    It was a grace to myself back c. 1953 to be told that I was a temple of the Holy Spirit, for I never forgot it. Restoration of soul following prayer has followed ever more strongly in the wake of personal trials and wider church disasters in recent decades.

    That in the wake of Confirmation this year those young people should be listened to for their own ‘take’ on the Holy Spirit and the trials of life is obvious – if synodality is to mean anything for those families. Patrick became a saint – and a hero – because, as a teenager, he prayed to the Trinity to save his life.

  2. Kevin Timothy Walters says:

    Lá Fhéile Pádraig…

    … As Christians, we should take comfort from Trust in the Lord but we have to acknowledge that not everyone is a Puritan (as in not making merry at Christmas time, etc) including many of those valiant Catholic priests who left Ireland’s shores and contributed so much to the Missionaries in distant lands.

    kevin your brother
    In Christ

  3. Mattie Long says:

    Lá Fhéile Pádraig…

    The message of Patrick is as relevant today as it was in the 5th century.
    On this day, in the context of the ongoing murder in Ukraine, Patrick’s Letter to the soldiers of Coroticus is worth reading and quoting from.

    “With my own hand I have written and composed these words, to be given, delivered, and sent to the soldiers of Coroticus; I do not say, to my fellow citizens, or to fellow citizens of the holy Romans, but to fellow citizens of the demons, because of their evil works.
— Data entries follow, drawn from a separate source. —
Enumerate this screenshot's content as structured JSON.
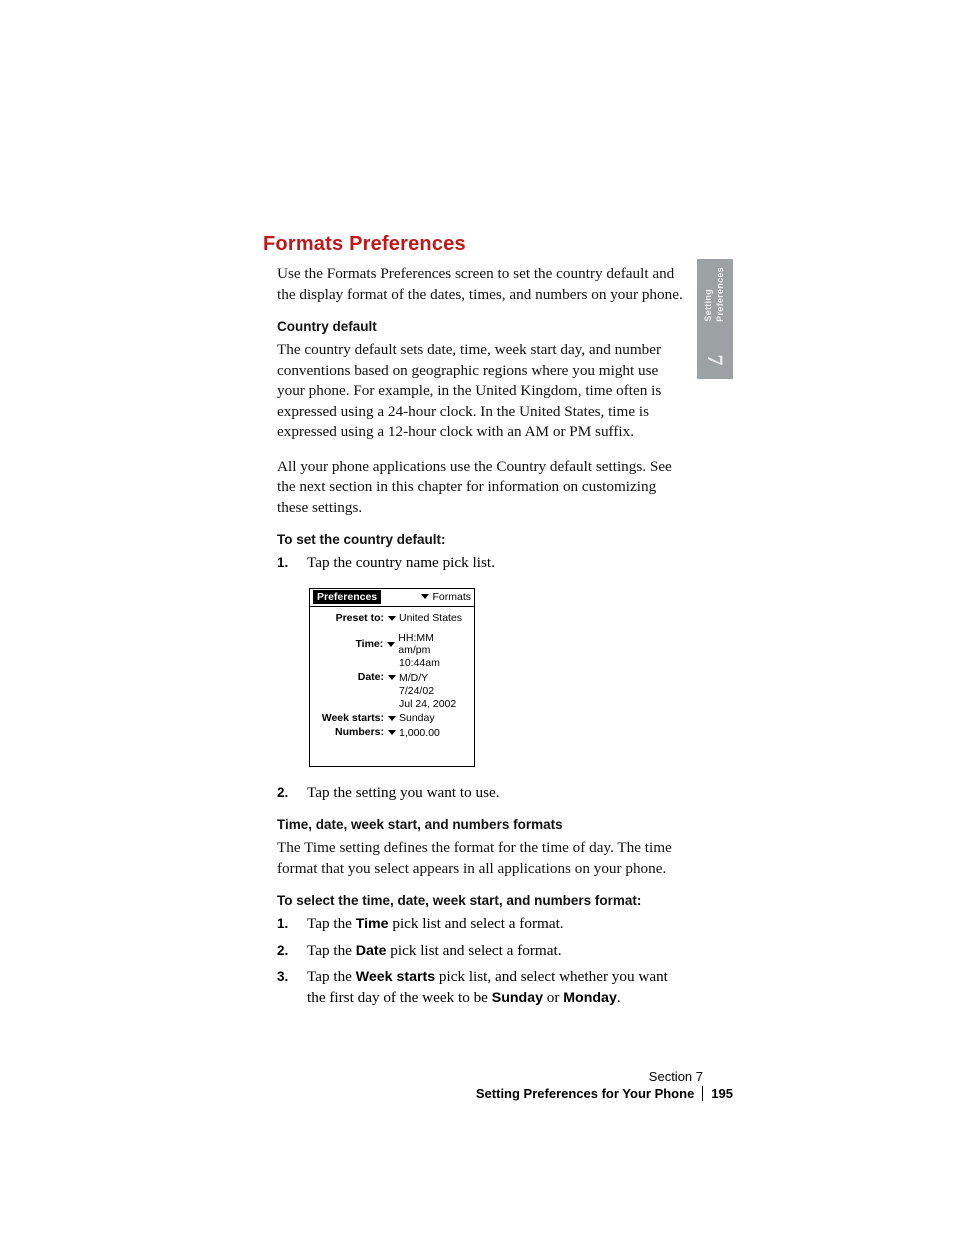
{
  "heading": "Formats Preferences",
  "intro": "Use the Formats Preferences screen to set the country default and the display format of the dates, times, and numbers on your phone.",
  "sub_country": "Country default",
  "country_p1": "The country default sets date, time, week start day, and number conventions based on geographic regions where you might use your phone. For example, in the United Kingdom, time often is expressed using a 24-hour clock. In the United States, time is expressed using a 12-hour clock with an AM or PM suffix.",
  "country_p2": "All your phone applications use the Country default settings. See the next section in this chapter for information on customizing these settings.",
  "sub_set_country": "To set the country default:",
  "steps_country": {
    "s1": "Tap the country name pick list."
  },
  "palm": {
    "title_left": "Preferences",
    "title_right": "Formats",
    "preset_label": "Preset to:",
    "preset_val": "United States",
    "time_label": "Time:",
    "time_val": "HH:MM am/pm",
    "time_example": "10:44am",
    "date_label": "Date:",
    "date_val": "M/D/Y",
    "date_ex1": "7/24/02",
    "date_ex2": "Jul 24, 2002",
    "week_label": "Week starts:",
    "week_val": "Sunday",
    "num_label": "Numbers:",
    "num_val": "1,000.00"
  },
  "steps_country2": {
    "s2": "Tap the setting you want to use."
  },
  "sub_formats": "Time, date, week start, and numbers formats",
  "formats_p": "The Time setting defines the format for the time of day. The time format that you select appears in all applications on your phone.",
  "sub_select": "To select the time, date, week start, and numbers format:",
  "steps_select": {
    "s1a": "Tap the ",
    "s1b": "Time",
    "s1c": " pick list and select a format.",
    "s2a": "Tap the ",
    "s2b": "Date",
    "s2c": " pick list and select a format.",
    "s3a": "Tap the ",
    "s3b": "Week starts",
    "s3c": " pick list, and select whether you want the first day of the week to be ",
    "s3d": "Sunday",
    "s3e": " or ",
    "s3f": "Monday",
    "s3g": "."
  },
  "side": {
    "line1": "Setting",
    "line2": "Preferences",
    "number": "7"
  },
  "footer": {
    "section": "Section 7",
    "title": "Setting Preferences for Your Phone",
    "page": "195"
  }
}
Like our enemies, they live in death, …. Dripping with blood, they welter in the blood of innocent Christians ….”

Join the Discussion

Keep the following in mind when writing a comment

  • Your comment must include your full name, and email. (email will not be published). You may be contacted by email, and it is possible you might be requested to supply your postal address to verify your identity.
  • Be respectful. Do not attack the writer. Take on the idea, not the messenger. Comments containing vulgarities, personalised insults, slanders or accusations shall be deleted.
  • Keep to the point. Deliberate digressions don't aid the discussion.
  • Including multiple links or coding in your comment will increase the chances of it being automati cally marked as spam.
  • Posts that are merely links to other sites or lengthy quotes may not be published.
  • Brevity. Like homilies keep you comments as short as possible; continued repetitions of a point over various threads will not be published.
  • The decision to publish or not publish a comment is made by the site editor. It will not be possible to reply individually to those whose comments are not published.